#### Data for analysis
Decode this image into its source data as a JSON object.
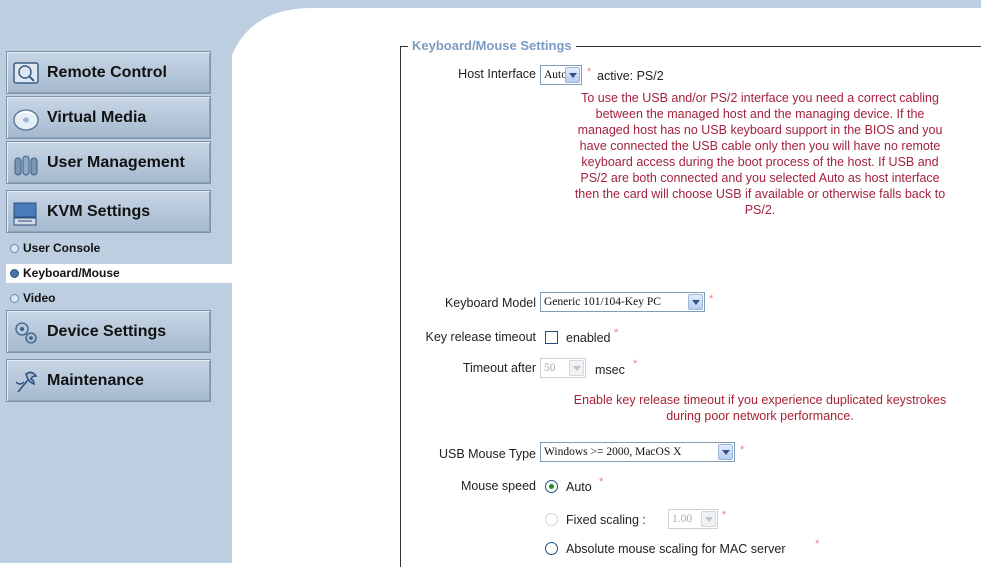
{
  "sidebar": {
    "buttons": [
      {
        "label": "Remote Control",
        "icon": "monitor-icon"
      },
      {
        "label": "Virtual Media",
        "icon": "disc-icon"
      },
      {
        "label": "User Management",
        "icon": "users-icon"
      },
      {
        "label": "KVM Settings",
        "icon": "keyboard-icon"
      },
      {
        "label": "Device Settings",
        "icon": "gears-icon"
      },
      {
        "label": "Maintenance",
        "icon": "wrench-icon"
      }
    ],
    "sub_items": [
      {
        "label": "User Console",
        "active": false
      },
      {
        "label": "Keyboard/Mouse",
        "active": true
      },
      {
        "label": "Video",
        "active": false
      }
    ]
  },
  "section_title": "Keyboard/Mouse Settings",
  "host_interface": {
    "label": "Host Interface",
    "value": "Auto",
    "required": "*",
    "active_text": "active: PS/2",
    "note_lines": [
      "To use the USB and/or PS/2 interface you need a correct cabling",
      "between the managed host and the managing device. If the",
      "managed host has no USB keyboard support in the BIOS and you",
      "have connected the USB cable only then you will have no remote",
      "keyboard access during the boot process of the host. If USB and",
      "PS/2 are both connected and you selected Auto as host interface",
      "then the card will choose USB if available or otherwise falls back to",
      "PS/2."
    ]
  },
  "keyboard_model": {
    "label": "Keyboard Model",
    "value": "Generic 101/104-Key PC",
    "required": "*"
  },
  "key_release_timeout": {
    "label": "Key release timeout",
    "checkbox_label": "enabled",
    "checked": false,
    "required": "*"
  },
  "timeout_after": {
    "label": "Timeout after",
    "value": "50",
    "unit": "msec",
    "required": "*",
    "note_lines": [
      "Enable key release timeout if you experience duplicated keystrokes",
      "during poor network performance."
    ]
  },
  "usb_mouse_type": {
    "label": "USB Mouse Type",
    "value": "Windows >= 2000, MacOS X",
    "required": "*"
  },
  "mouse_speed": {
    "label": "Mouse speed",
    "options": [
      {
        "label": "Auto",
        "checked": true,
        "disabled": false
      },
      {
        "label": "Fixed scaling :",
        "checked": false,
        "disabled": true
      },
      {
        "label": "Absolute mouse scaling for MAC server",
        "checked": false,
        "disabled": false
      }
    ],
    "fixed_scaling_value": "1.00",
    "required": "*"
  },
  "colors": {
    "sidebar": "#bccee0",
    "note": "#a5223a",
    "legend": "#7c9bc2"
  }
}
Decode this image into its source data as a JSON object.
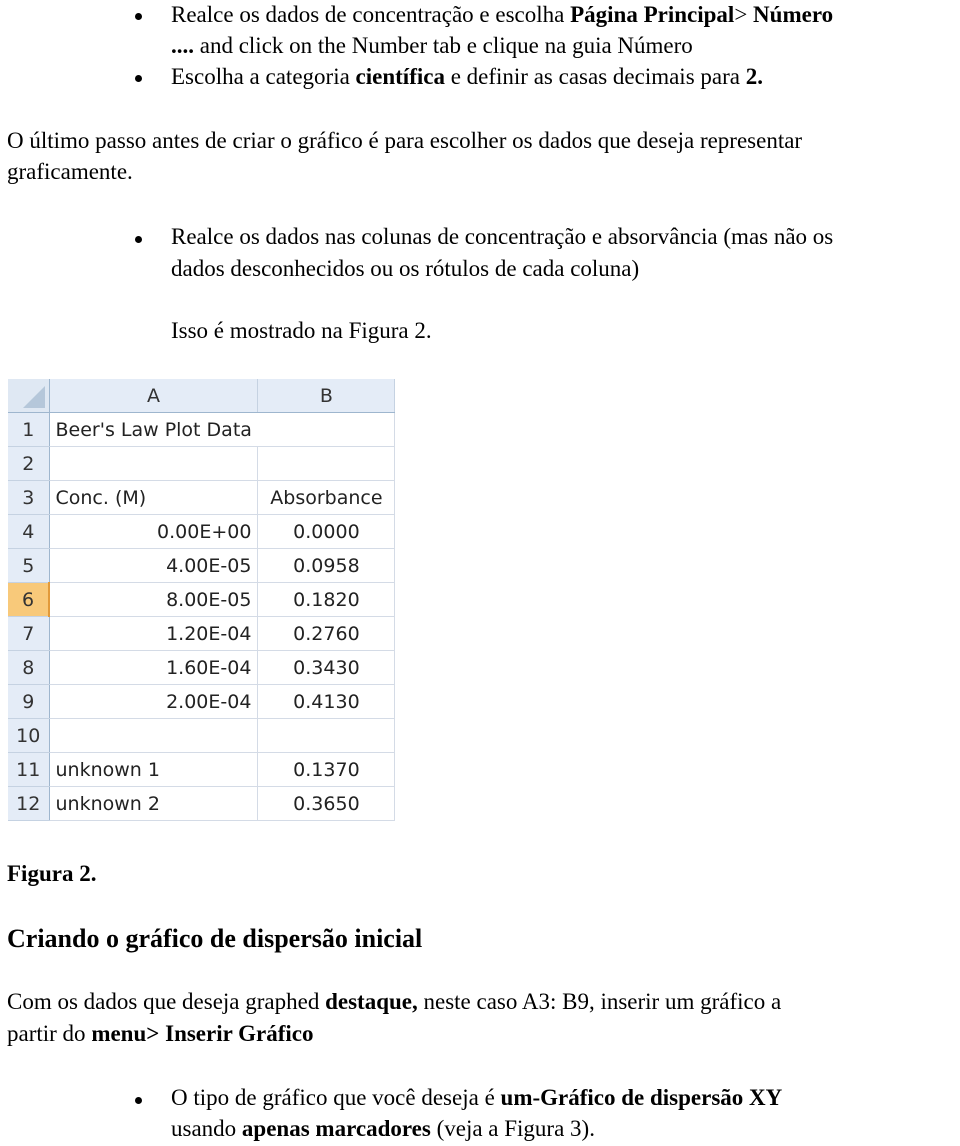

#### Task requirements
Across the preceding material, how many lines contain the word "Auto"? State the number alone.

#### Result for this task
3